According to the Supreme Court justices, the Canadian Criminal Code’s assisted-suicide prohibitions “unjustifiably infringe” on the Charter of Rights and Freedoms “and are of no force or effect to the extent that they prohibit physician-assisted death for a competent adult person who (1) clearly consents to the termination of life and (2) has a grievous and irremediable medical condition (including an illness, disease or disability) that causes enduring suffering that is intolerable to the individual in the circumstances of his or her condition.” [Carter v Canada (Attorney General), 2015 SCC 5, Case No. 35591, at 147, 2/6/15]

By so ruling, the justices legalized both assisted suicide (where the patient commits the last act of self-administrating the lethal drugs) and euthanasia (where the doctor or another person commits the last act (e.g., giving a lethal injection).

Moreover, the Court chose not to limit this new legal type of death to patients who are terminally ill or those experiencing physical pain or suffering. Now existential or psychological suffering also qualifies a patient for death.

The Court suspended its ruling for twelve months to allow the Federal Parliament and provincial legislatures to enact “legislation consistent with the constitutional parameters set out” in the decision. [Carter, at 126] If the Federal Government opts not to pass such legislation—or more likely runs out of time due to a mid-October federal election and the House of Commons’ term ending in June—the Court’s ruling will take effect without any regulations, procedural or otherwise. That’s what happened when the Court struck down the country’s abortion law in 1988. [Globe & Mail, 2/6/15]

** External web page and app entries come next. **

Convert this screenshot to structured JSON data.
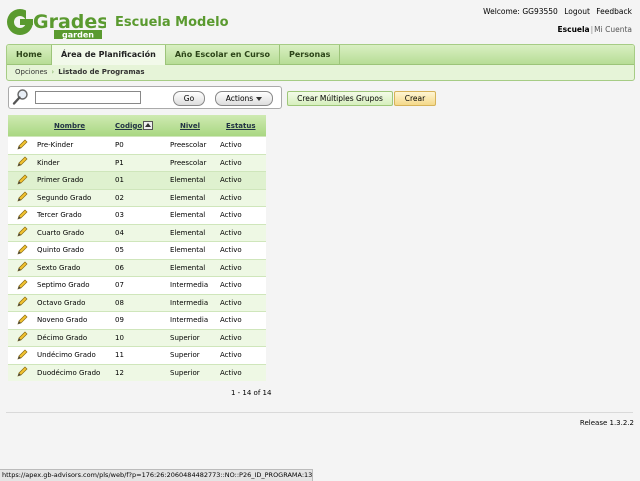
{
  "header": {
    "logo_word1": "Grades",
    "logo_word2": "garden",
    "school": "Escuela Modelo",
    "welcome": "Welcome: GG93550",
    "logout": "Logout",
    "feedback": "Feedback",
    "toggle_active": "Escuela",
    "toggle_separator": "|",
    "toggle_other": "Mi Cuenta"
  },
  "nav": {
    "tabs": [
      {
        "label": "Home",
        "active": false
      },
      {
        "label": "Área de Planificación",
        "active": true
      },
      {
        "label": "Año Escolar en Curso",
        "active": false
      },
      {
        "label": "Personas",
        "active": false
      }
    ],
    "breadcrumb": {
      "parent": "Opciones",
      "current": "Listado de Programas"
    }
  },
  "toolbar": {
    "search_value": "",
    "go_label": "Go",
    "actions_label": "Actions",
    "multi_label": "Crear Múltiples Grupos",
    "create_label": "Crear"
  },
  "table": {
    "headers": [
      "Nombre",
      "Codigo",
      "Nivel",
      "Estatus"
    ],
    "rows": [
      [
        "Pre-Kinder",
        "P0",
        "Preescolar",
        "Activo"
      ],
      [
        "Kinder",
        "P1",
        "Preescolar",
        "Activo"
      ],
      [
        "Primer Grado",
        "01",
        "Elemental",
        "Activo"
      ],
      [
        "Segundo Grado",
        "02",
        "Elemental",
        "Activo"
      ],
      [
        "Tercer Grado",
        "03",
        "Elemental",
        "Activo"
      ],
      [
        "Cuarto Grado",
        "04",
        "Elemental",
        "Activo"
      ],
      [
        "Quinto Grado",
        "05",
        "Elemental",
        "Activo"
      ],
      [
        "Sexto Grado",
        "06",
        "Elemental",
        "Activo"
      ],
      [
        "Septimo Grado",
        "07",
        "Intermedia",
        "Activo"
      ],
      [
        "Octavo Grado",
        "08",
        "Intermedia",
        "Activo"
      ],
      [
        "Noveno Grado",
        "09",
        "Intermedia",
        "Activo"
      ],
      [
        "Décimo Grado",
        "10",
        "Superior",
        "Activo"
      ],
      [
        "Undécimo Grado",
        "11",
        "Superior",
        "Activo"
      ],
      [
        "Duodécimo Grado",
        "12",
        "Superior",
        "Activo"
      ]
    ],
    "pagination": "1 - 14 of 14"
  },
  "footer": {
    "release": "Release 1.3.2.2",
    "status_url": "https://apex.gb-advisors.com/pls/web/f?p=176:26:2060484482773::NO::P26_ID_PROGRAMA:1363"
  },
  "colors": {
    "brand_green": "#5a9a2f",
    "tab_green": "#b7dd96",
    "row_alt": "#eef8e4"
  }
}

But the Government has another option: to use the “notwithstanding clause” in the Charter of Rights and Freedoms to override the Supreme Court ruling and maintain the ban on assisted suicide. However, no previous Canadian government has ever used that provision, and federal Justice Minister Peter MacKay has said that it is highly unlikely to happen in this case, even though Prime Minister Stephen Harper and his government have steadfastly opposed doctor-prescribed death. [Canadian Press, 2/11/15]

In addition to the Federal Parliament and regional legislatures, the justices have placed the implementation of their ruling in “the hands of the physicians’ colleges,” while stating that doctors are not compelled by the ruling to provide assisted death when asked. But the Court also emphasized that “the Charter rights of patients and physicians will need to be reconciled.” [Carter, at 132]

What that means may not be so clear-cut, and many doctors are concerned, given a recent commentary published in the Canadian Medical Association Journal stating that doctors with conscientious objections should be forced to refer patients to a colleague who is willing to end the patient’s life. If doctors are not forced to refer, then some patients would not be able to exercise their newly declared Charter right. [CMAJ, 5/13/14]

But practicing doctors are not the only ones deeply concerned about the Supreme Court ruling. “It’s a disaster for Canada,” explained Margaret Somerville, founding director of McGill University’s Centre for Medicine, Ethics and Law.

“Canada has fallen over the edge of the abyss in legalizing the intentional infliction of death on our most vulnerable citizens,” she said. “This is not an incremental change, but a seismic shift in one of our most important foundational values—respect for human life at both the individual and societal levels,” she added. “I believe that future generations will look back on this decision, in the light of its future consequences, as the most important, harmful and regrettable ethical, legal and public policy decision of the 21st century.” [Hamilton Spectator, 2/7/15]

The disability community also expressed alarm, calling the ruling a judgment that “creates the potential for the most permissive and least restrictive criteria for assisted suicide in the world, putting persons with disabilities at serious risk.”

[2015, vol. 29, No. 1, Patients Rights Council Update, ; Council of Canadians with Disabilities, Commentary, 2/6/15]